Work instructions:
Find every line in the records that holds the string "icon". Copy each one.

Website and app data records:
Content starts
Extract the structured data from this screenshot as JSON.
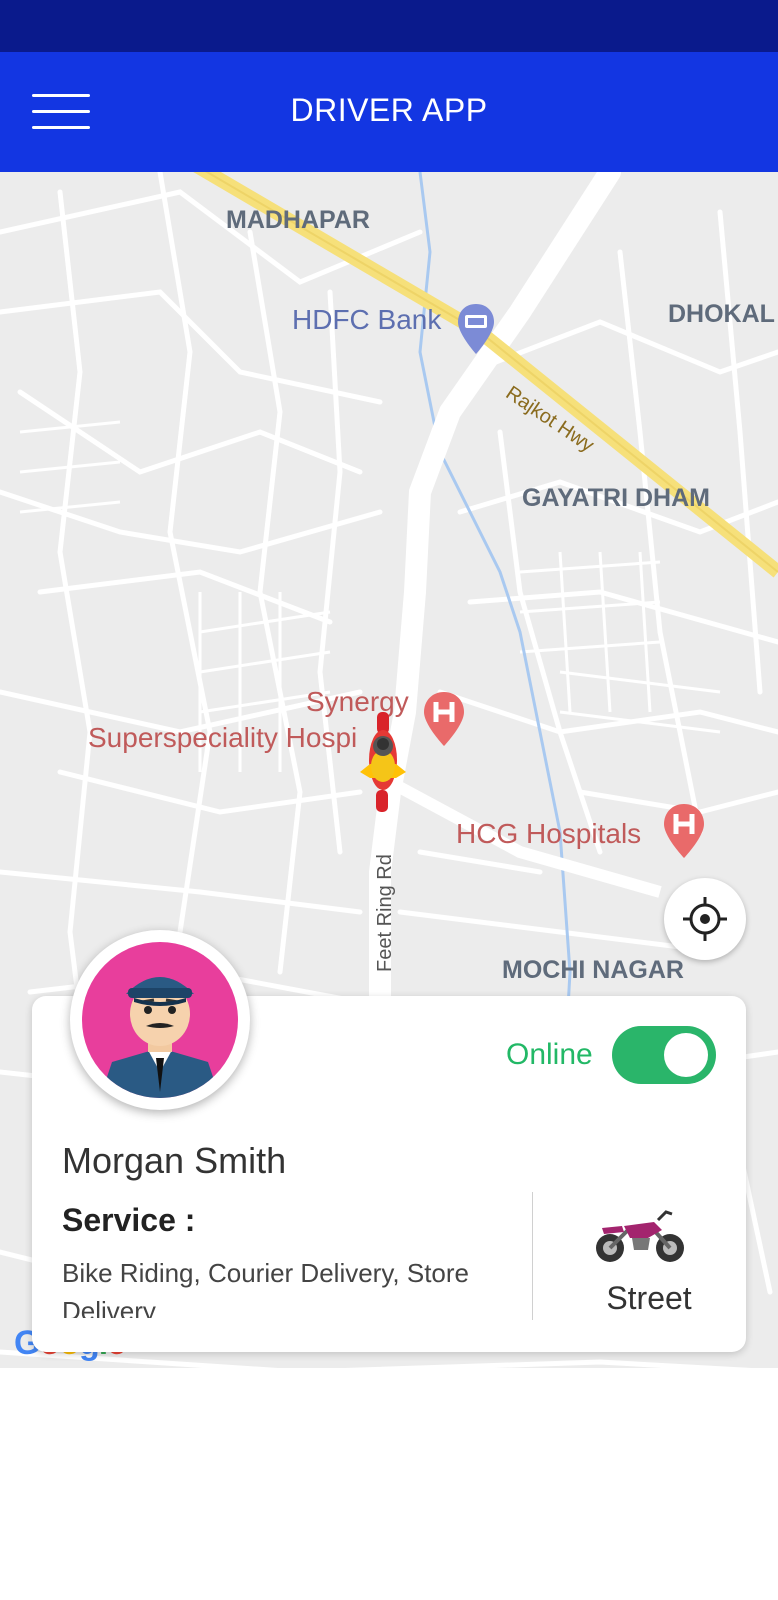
{
  "header": {
    "title": "DRIVER APP",
    "menu_icon": "hamburger-menu-icon"
  },
  "map": {
    "areas": [
      "MADHAPAR",
      "DHOKAL",
      "GAYATRI DHAM",
      "MOCHI NAGAR"
    ],
    "pois": {
      "bank": "HDFC Bank",
      "hospital_1_line1": "Synergy",
      "hospital_1_line2": "Superspeciality Hospi",
      "hospital_2": "HCG Hospitals"
    },
    "roads": {
      "highway": "Rajkot Hwy",
      "ring_road": "Feet Ring Rd"
    },
    "attribution": "Google",
    "locate_icon": "my-location-icon",
    "marker_icon": "bike-rider-marker-icon",
    "colors": {
      "highway": "#f6e07a",
      "road": "#ffffff",
      "background": "#ececec",
      "water": "#a9c9f0"
    }
  },
  "driver": {
    "name": "Morgan Smith",
    "status_label": "Online",
    "status_on": true,
    "service_heading": "Service :",
    "services": "Bike Riding, Courier Delivery, Store Delivery",
    "vehicle_type": "Street",
    "avatar_icon": "driver-avatar-icon",
    "vehicle_icon": "motorbike-icon"
  },
  "colors": {
    "status_bar": "#0a1a8c",
    "app_bar": "#1336e2",
    "online_green": "#22b866"
  }
}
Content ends
Completed exercise:
    "menu_icon": "hamburger-menu-icon"
    "locate_icon": "my-location-icon",
    "marker_icon": "bike-rider-marker-icon",
    "avatar_icon": "driver-avatar-icon",
    "vehicle_icon": "motorbike-icon"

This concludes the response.